◆ TRY IT ◆
Some lines hold the string "JSON". Copy all of them from the material that follows.

━━━ EXTRACTED INFORMATION ━━━

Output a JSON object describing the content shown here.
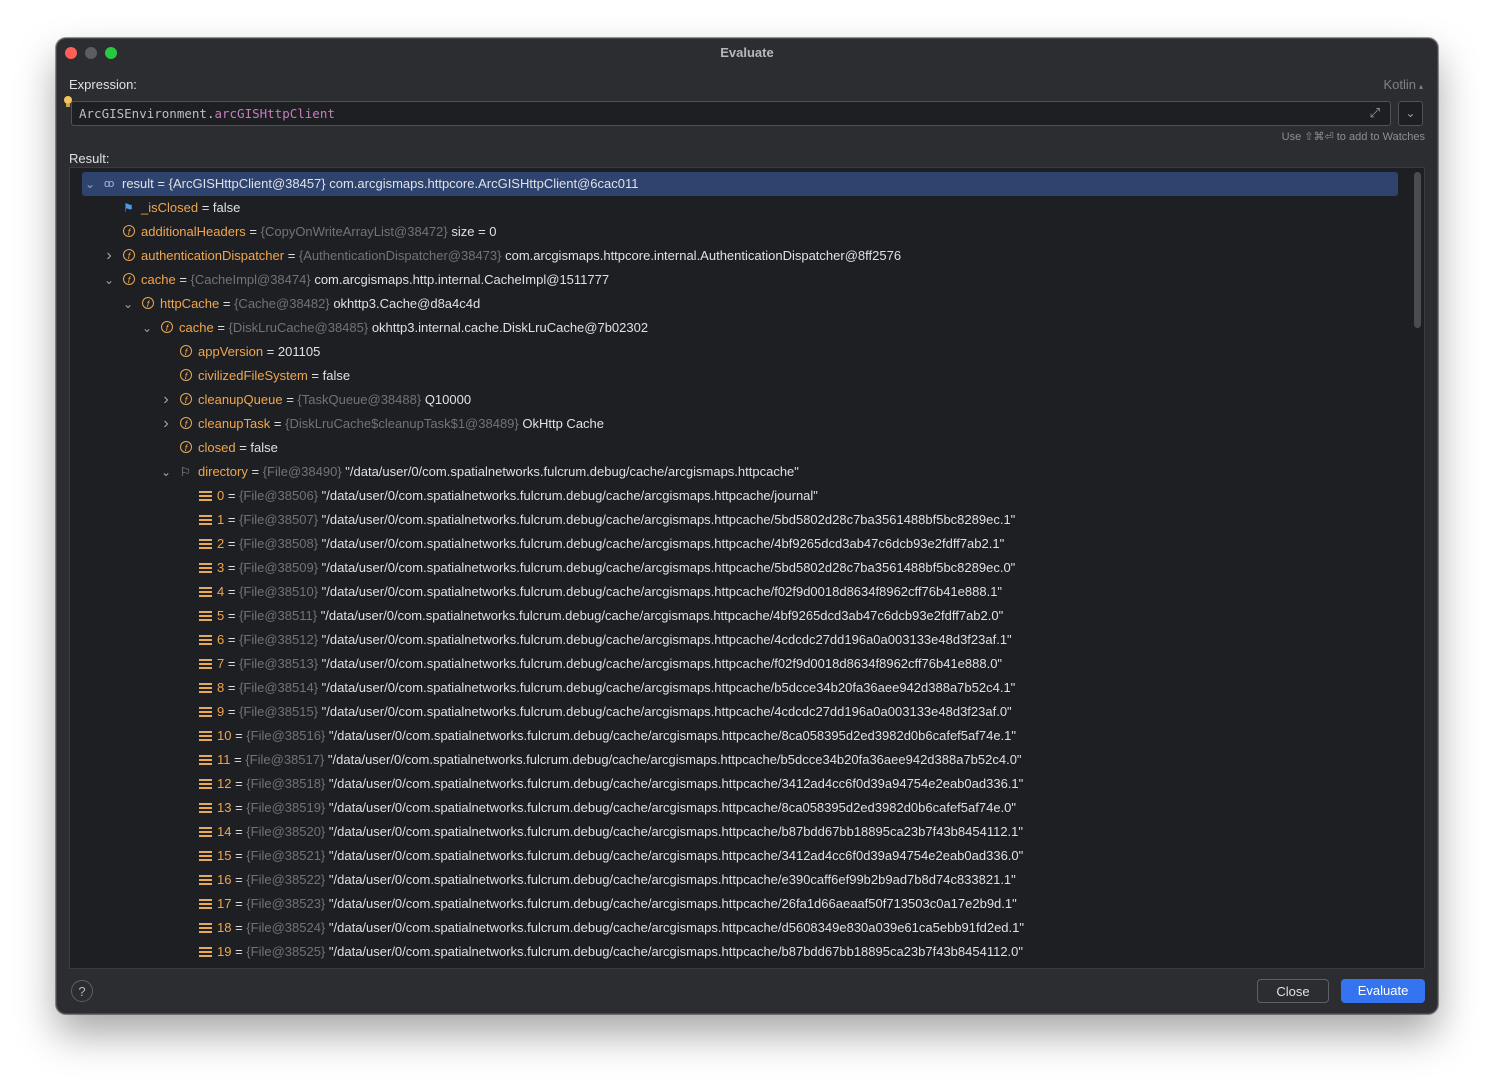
{
  "window": {
    "title": "Evaluate"
  },
  "expression": {
    "label": "Expression:",
    "language": "Kotlin",
    "value_receiver": "ArcGISEnvironment",
    "value_dot": ".",
    "value_property": "arcGISHttpClient",
    "hint": "Use ⇧⌘⏎ to add to Watches"
  },
  "result": {
    "label": "Result:",
    "rows": [
      {
        "depth": 0,
        "arrow": "expanded",
        "icon": "watch",
        "name": "result",
        "eq": " = ",
        "type": "{ArcGISHttpClient@38457}",
        "value": " com.arcgismaps.httpcore.ArcGISHttpClient@6cac011",
        "selected": true,
        "white": true
      },
      {
        "depth": 1,
        "arrow": "none",
        "icon": "flag",
        "name": "_isClosed",
        "eq": " = ",
        "type": "",
        "value": "false"
      },
      {
        "depth": 1,
        "arrow": "none",
        "icon": "field",
        "name": "additionalHeaders",
        "eq": " = ",
        "type": "{CopyOnWriteArrayList@38472}",
        "value": "  size = 0"
      },
      {
        "depth": 1,
        "arrow": "collapsed",
        "icon": "field",
        "name": "authenticationDispatcher",
        "eq": " = ",
        "type": "{AuthenticationDispatcher@38473}",
        "value": " com.arcgismaps.httpcore.internal.AuthenticationDispatcher@8ff2576"
      },
      {
        "depth": 1,
        "arrow": "expanded",
        "icon": "field",
        "name": "cache",
        "eq": " = ",
        "type": "{CacheImpl@38474}",
        "value": " com.arcgismaps.http.internal.CacheImpl@1511777"
      },
      {
        "depth": 2,
        "arrow": "expanded",
        "icon": "field",
        "name": "httpCache",
        "eq": " = ",
        "type": "{Cache@38482}",
        "value": " okhttp3.Cache@d8a4c4d"
      },
      {
        "depth": 3,
        "arrow": "expanded",
        "icon": "field",
        "name": "cache",
        "eq": " = ",
        "type": "{DiskLruCache@38485}",
        "value": " okhttp3.internal.cache.DiskLruCache@7b02302"
      },
      {
        "depth": 4,
        "arrow": "none",
        "icon": "field",
        "name": "appVersion",
        "eq": " = ",
        "type": "",
        "value": "201105"
      },
      {
        "depth": 4,
        "arrow": "none",
        "icon": "field",
        "name": "civilizedFileSystem",
        "eq": " = ",
        "type": "",
        "value": "false"
      },
      {
        "depth": 4,
        "arrow": "collapsed",
        "icon": "field",
        "name": "cleanupQueue",
        "eq": " = ",
        "type": "{TaskQueue@38488}",
        "value": " Q10000"
      },
      {
        "depth": 4,
        "arrow": "collapsed",
        "icon": "field",
        "name": "cleanupTask",
        "eq": " = ",
        "type": "{DiskLruCache$cleanupTask$1@38489}",
        "value": " OkHttp Cache"
      },
      {
        "depth": 4,
        "arrow": "none",
        "icon": "field",
        "name": "closed",
        "eq": " = ",
        "type": "",
        "value": "false"
      },
      {
        "depth": 4,
        "arrow": "expanded",
        "icon": "flag2",
        "name": "directory",
        "eq": " = ",
        "type": "{File@38490}",
        "value": " \"/data/user/0/com.spatialnetworks.fulcrum.debug/cache/arcgismaps.httpcache\""
      },
      {
        "depth": 5,
        "arrow": "none",
        "icon": "array",
        "name": "0",
        "eq": " = ",
        "type": "{File@38506}",
        "value": " \"/data/user/0/com.spatialnetworks.fulcrum.debug/cache/arcgismaps.httpcache/journal\""
      },
      {
        "depth": 5,
        "arrow": "none",
        "icon": "array",
        "name": "1",
        "eq": " = ",
        "type": "{File@38507}",
        "value": " \"/data/user/0/com.spatialnetworks.fulcrum.debug/cache/arcgismaps.httpcache/5bd5802d28c7ba3561488bf5bc8289ec.1\""
      },
      {
        "depth": 5,
        "arrow": "none",
        "icon": "array",
        "name": "2",
        "eq": " = ",
        "type": "{File@38508}",
        "value": " \"/data/user/0/com.spatialnetworks.fulcrum.debug/cache/arcgismaps.httpcache/4bf9265dcd3ab47c6dcb93e2fdff7ab2.1\""
      },
      {
        "depth": 5,
        "arrow": "none",
        "icon": "array",
        "name": "3",
        "eq": " = ",
        "type": "{File@38509}",
        "value": " \"/data/user/0/com.spatialnetworks.fulcrum.debug/cache/arcgismaps.httpcache/5bd5802d28c7ba3561488bf5bc8289ec.0\""
      },
      {
        "depth": 5,
        "arrow": "none",
        "icon": "array",
        "name": "4",
        "eq": " = ",
        "type": "{File@38510}",
        "value": " \"/data/user/0/com.spatialnetworks.fulcrum.debug/cache/arcgismaps.httpcache/f02f9d0018d8634f8962cff76b41e888.1\""
      },
      {
        "depth": 5,
        "arrow": "none",
        "icon": "array",
        "name": "5",
        "eq": " = ",
        "type": "{File@38511}",
        "value": " \"/data/user/0/com.spatialnetworks.fulcrum.debug/cache/arcgismaps.httpcache/4bf9265dcd3ab47c6dcb93e2fdff7ab2.0\""
      },
      {
        "depth": 5,
        "arrow": "none",
        "icon": "array",
        "name": "6",
        "eq": " = ",
        "type": "{File@38512}",
        "value": " \"/data/user/0/com.spatialnetworks.fulcrum.debug/cache/arcgismaps.httpcache/4cdcdc27dd196a0a003133e48d3f23af.1\""
      },
      {
        "depth": 5,
        "arrow": "none",
        "icon": "array",
        "name": "7",
        "eq": " = ",
        "type": "{File@38513}",
        "value": " \"/data/user/0/com.spatialnetworks.fulcrum.debug/cache/arcgismaps.httpcache/f02f9d0018d8634f8962cff76b41e888.0\""
      },
      {
        "depth": 5,
        "arrow": "none",
        "icon": "array",
        "name": "8",
        "eq": " = ",
        "type": "{File@38514}",
        "value": " \"/data/user/0/com.spatialnetworks.fulcrum.debug/cache/arcgismaps.httpcache/b5dcce34b20fa36aee942d388a7b52c4.1\""
      },
      {
        "depth": 5,
        "arrow": "none",
        "icon": "array",
        "name": "9",
        "eq": " = ",
        "type": "{File@38515}",
        "value": " \"/data/user/0/com.spatialnetworks.fulcrum.debug/cache/arcgismaps.httpcache/4cdcdc27dd196a0a003133e48d3f23af.0\""
      },
      {
        "depth": 5,
        "arrow": "none",
        "icon": "array",
        "name": "10",
        "eq": " = ",
        "type": "{File@38516}",
        "value": " \"/data/user/0/com.spatialnetworks.fulcrum.debug/cache/arcgismaps.httpcache/8ca058395d2ed3982d0b6cafef5af74e.1\""
      },
      {
        "depth": 5,
        "arrow": "none",
        "icon": "array",
        "name": "11",
        "eq": " = ",
        "type": "{File@38517}",
        "value": " \"/data/user/0/com.spatialnetworks.fulcrum.debug/cache/arcgismaps.httpcache/b5dcce34b20fa36aee942d388a7b52c4.0\""
      },
      {
        "depth": 5,
        "arrow": "none",
        "icon": "array",
        "name": "12",
        "eq": " = ",
        "type": "{File@38518}",
        "value": " \"/data/user/0/com.spatialnetworks.fulcrum.debug/cache/arcgismaps.httpcache/3412ad4cc6f0d39a94754e2eab0ad336.1\""
      },
      {
        "depth": 5,
        "arrow": "none",
        "icon": "array",
        "name": "13",
        "eq": " = ",
        "type": "{File@38519}",
        "value": " \"/data/user/0/com.spatialnetworks.fulcrum.debug/cache/arcgismaps.httpcache/8ca058395d2ed3982d0b6cafef5af74e.0\""
      },
      {
        "depth": 5,
        "arrow": "none",
        "icon": "array",
        "name": "14",
        "eq": " = ",
        "type": "{File@38520}",
        "value": " \"/data/user/0/com.spatialnetworks.fulcrum.debug/cache/arcgismaps.httpcache/b87bdd67bb18895ca23b7f43b8454112.1\""
      },
      {
        "depth": 5,
        "arrow": "none",
        "icon": "array",
        "name": "15",
        "eq": " = ",
        "type": "{File@38521}",
        "value": " \"/data/user/0/com.spatialnetworks.fulcrum.debug/cache/arcgismaps.httpcache/3412ad4cc6f0d39a94754e2eab0ad336.0\""
      },
      {
        "depth": 5,
        "arrow": "none",
        "icon": "array",
        "name": "16",
        "eq": " = ",
        "type": "{File@38522}",
        "value": " \"/data/user/0/com.spatialnetworks.fulcrum.debug/cache/arcgismaps.httpcache/e390caff6ef99b2b9ad7b8d74c833821.1\""
      },
      {
        "depth": 5,
        "arrow": "none",
        "icon": "array",
        "name": "17",
        "eq": " = ",
        "type": "{File@38523}",
        "value": " \"/data/user/0/com.spatialnetworks.fulcrum.debug/cache/arcgismaps.httpcache/26fa1d66aeaaf50f713503c0a17e2b9d.1\""
      },
      {
        "depth": 5,
        "arrow": "none",
        "icon": "array",
        "name": "18",
        "eq": " = ",
        "type": "{File@38524}",
        "value": " \"/data/user/0/com.spatialnetworks.fulcrum.debug/cache/arcgismaps.httpcache/d5608349e830a039e61ca5ebb91fd2ed.1\""
      },
      {
        "depth": 5,
        "arrow": "none",
        "icon": "array",
        "name": "19",
        "eq": " = ",
        "type": "{File@38525}",
        "value": " \"/data/user/0/com.spatialnetworks.fulcrum.debug/cache/arcgismaps.httpcache/b87bdd67bb18895ca23b7f43b8454112.0\""
      }
    ]
  },
  "footer": {
    "help": "?",
    "close_label": "Close",
    "evaluate_label": "Evaluate"
  },
  "colors": {
    "background": "#2b2d30",
    "field_name": "#f0a64e",
    "type_hint": "#6f737a",
    "selection": "#2e436e",
    "primary_button": "#3574f0"
  }
}
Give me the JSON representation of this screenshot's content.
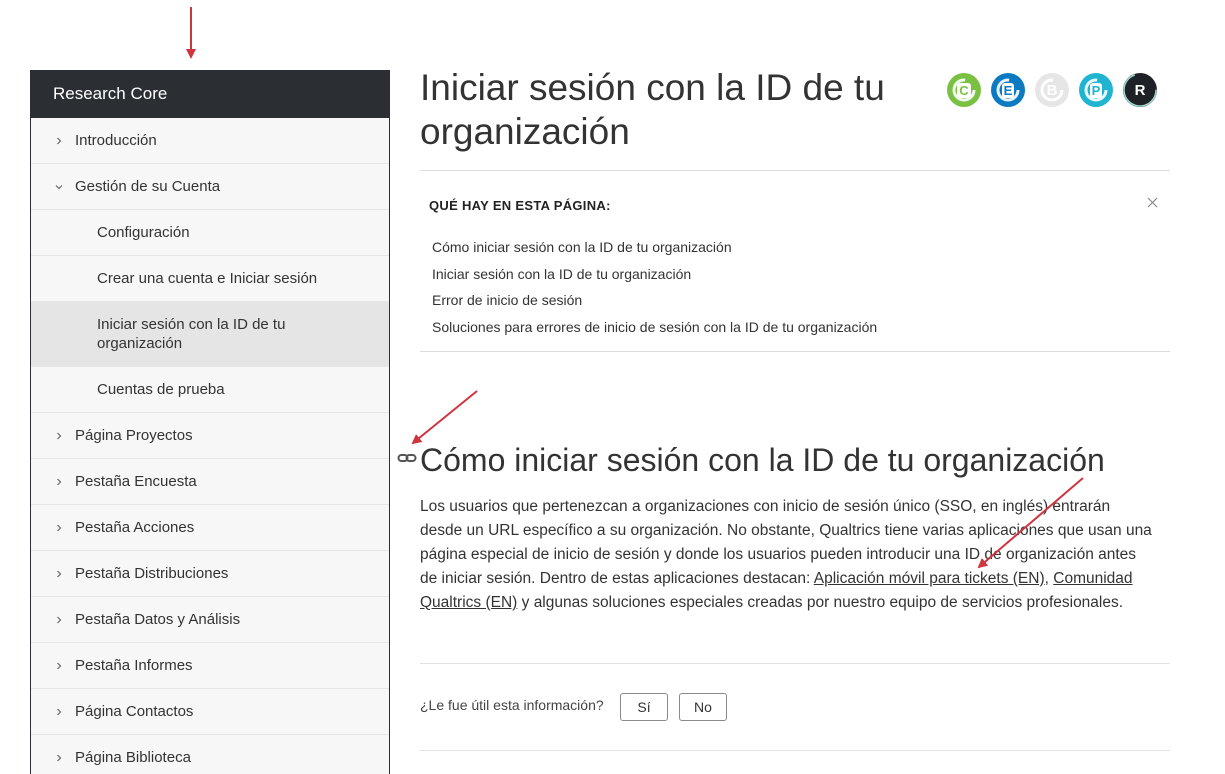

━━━

◆ SOLUTION FOR THIS PROBLEM ◆
Output a JSON object describing the content shown here.
Give me the JSON representation of this screenshot's content.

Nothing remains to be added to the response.